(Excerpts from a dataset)
══════════════════════════════

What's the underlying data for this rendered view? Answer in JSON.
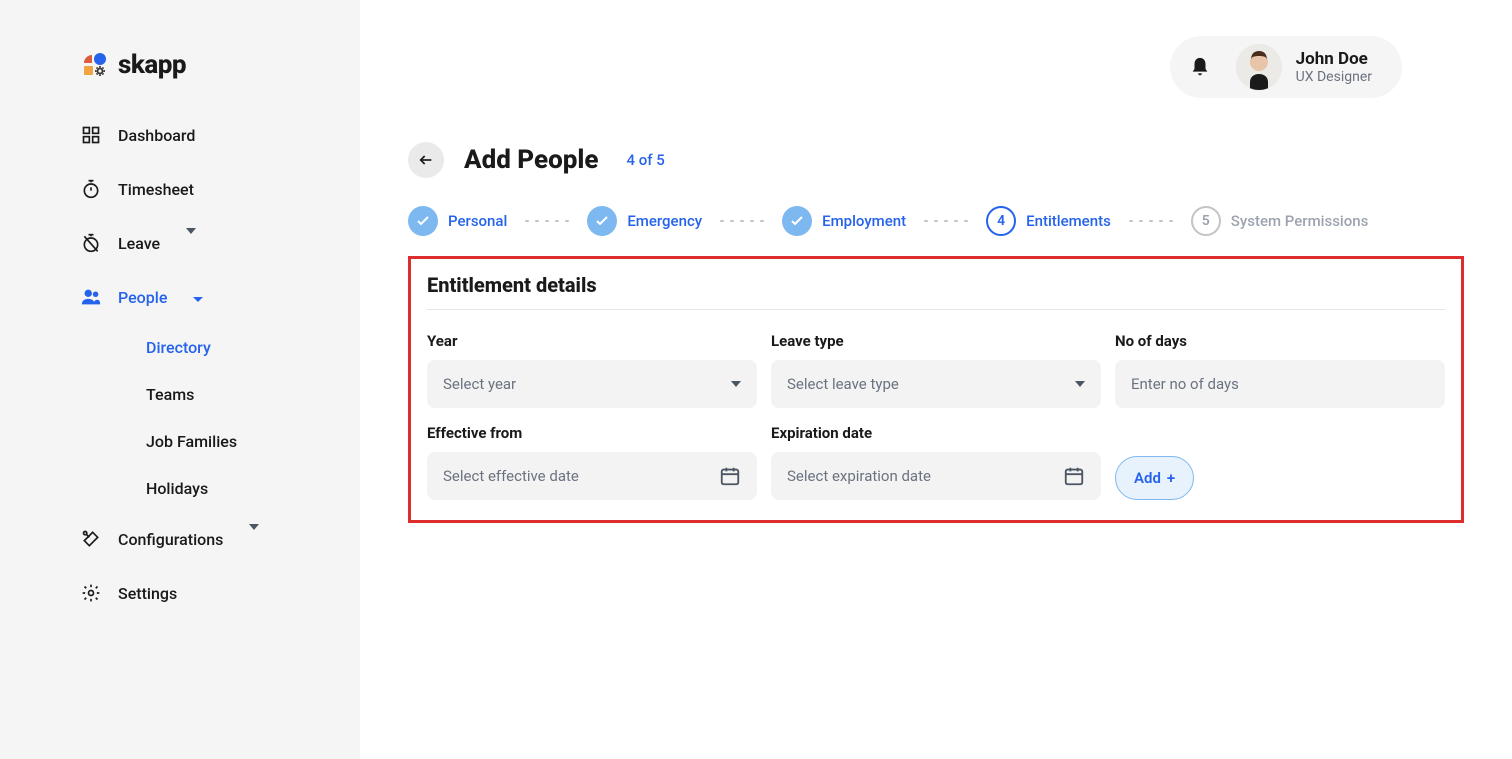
{
  "logo": {
    "text": "skapp"
  },
  "sidebar": {
    "items": [
      {
        "label": "Dashboard"
      },
      {
        "label": "Timesheet"
      },
      {
        "label": "Leave"
      },
      {
        "label": "People"
      },
      {
        "label": "Configurations"
      },
      {
        "label": "Settings"
      }
    ],
    "people_subitems": [
      {
        "label": "Directory"
      },
      {
        "label": "Teams"
      },
      {
        "label": "Job Families"
      },
      {
        "label": "Holidays"
      }
    ]
  },
  "header": {
    "user_name": "John Doe",
    "user_role": "UX Designer"
  },
  "page": {
    "title": "Add People",
    "step_indicator": "4 of 5"
  },
  "stepper": [
    {
      "label": "Personal",
      "state": "done"
    },
    {
      "label": "Emergency",
      "state": "done"
    },
    {
      "label": "Employment",
      "state": "done"
    },
    {
      "label": "Entitlements",
      "state": "current",
      "number": "4"
    },
    {
      "label": "System Permissions",
      "state": "todo",
      "number": "5"
    }
  ],
  "panel": {
    "title": "Entitlement details",
    "fields": {
      "year": {
        "label": "Year",
        "placeholder": "Select year"
      },
      "leave_type": {
        "label": "Leave type",
        "placeholder": "Select leave type"
      },
      "no_of_days": {
        "label": "No of days",
        "placeholder": "Enter no of days"
      },
      "effective_from": {
        "label": "Effective from",
        "placeholder": "Select effective date"
      },
      "expiration_date": {
        "label": "Expiration date",
        "placeholder": "Select expiration date"
      }
    },
    "add_button": "Add"
  }
}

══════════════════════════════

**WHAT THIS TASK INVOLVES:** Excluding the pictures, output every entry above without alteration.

**TASK OUTPUT:**
What's the underlying data for this rendered view? Answer in JSON.
{
  "logo": {
    "text": "skapp"
  },
  "sidebar": {
    "items": [
      {
        "label": "Dashboard"
      },
      {
        "label": "Timesheet"
      },
      {
        "label": "Leave"
      },
      {
        "label": "People"
      },
      {
        "label": "Configurations"
      },
      {
        "label": "Settings"
      }
    ],
    "people_subitems": [
      {
        "label": "Directory"
      },
      {
        "label": "Teams"
      },
      {
        "label": "Job Families"
      },
      {
        "label": "Holidays"
      }
    ]
  },
  "header": {
    "user_name": "John Doe",
    "user_role": "UX Designer"
  },
  "page": {
    "title": "Add People",
    "step_indicator": "4 of 5"
  },
  "stepper": [
    {
      "label": "Personal",
      "state": "done"
    },
    {
      "label": "Emergency",
      "state": "done"
    },
    {
      "label": "Employment",
      "state": "done"
    },
    {
      "label": "Entitlements",
      "state": "current",
      "number": "4"
    },
    {
      "label": "System Permissions",
      "state": "todo",
      "number": "5"
    }
  ],
  "panel": {
    "title": "Entitlement details",
    "fields": {
      "year": {
        "label": "Year",
        "placeholder": "Select year"
      },
      "leave_type": {
        "label": "Leave type",
        "placeholder": "Select leave type"
      },
      "no_of_days": {
        "label": "No of days",
        "placeholder": "Enter no of days"
      },
      "effective_from": {
        "label": "Effective from",
        "placeholder": "Select effective date"
      },
      "expiration_date": {
        "label": "Expiration date",
        "placeholder": "Select expiration date"
      }
    },
    "add_button": "Add"
  }
}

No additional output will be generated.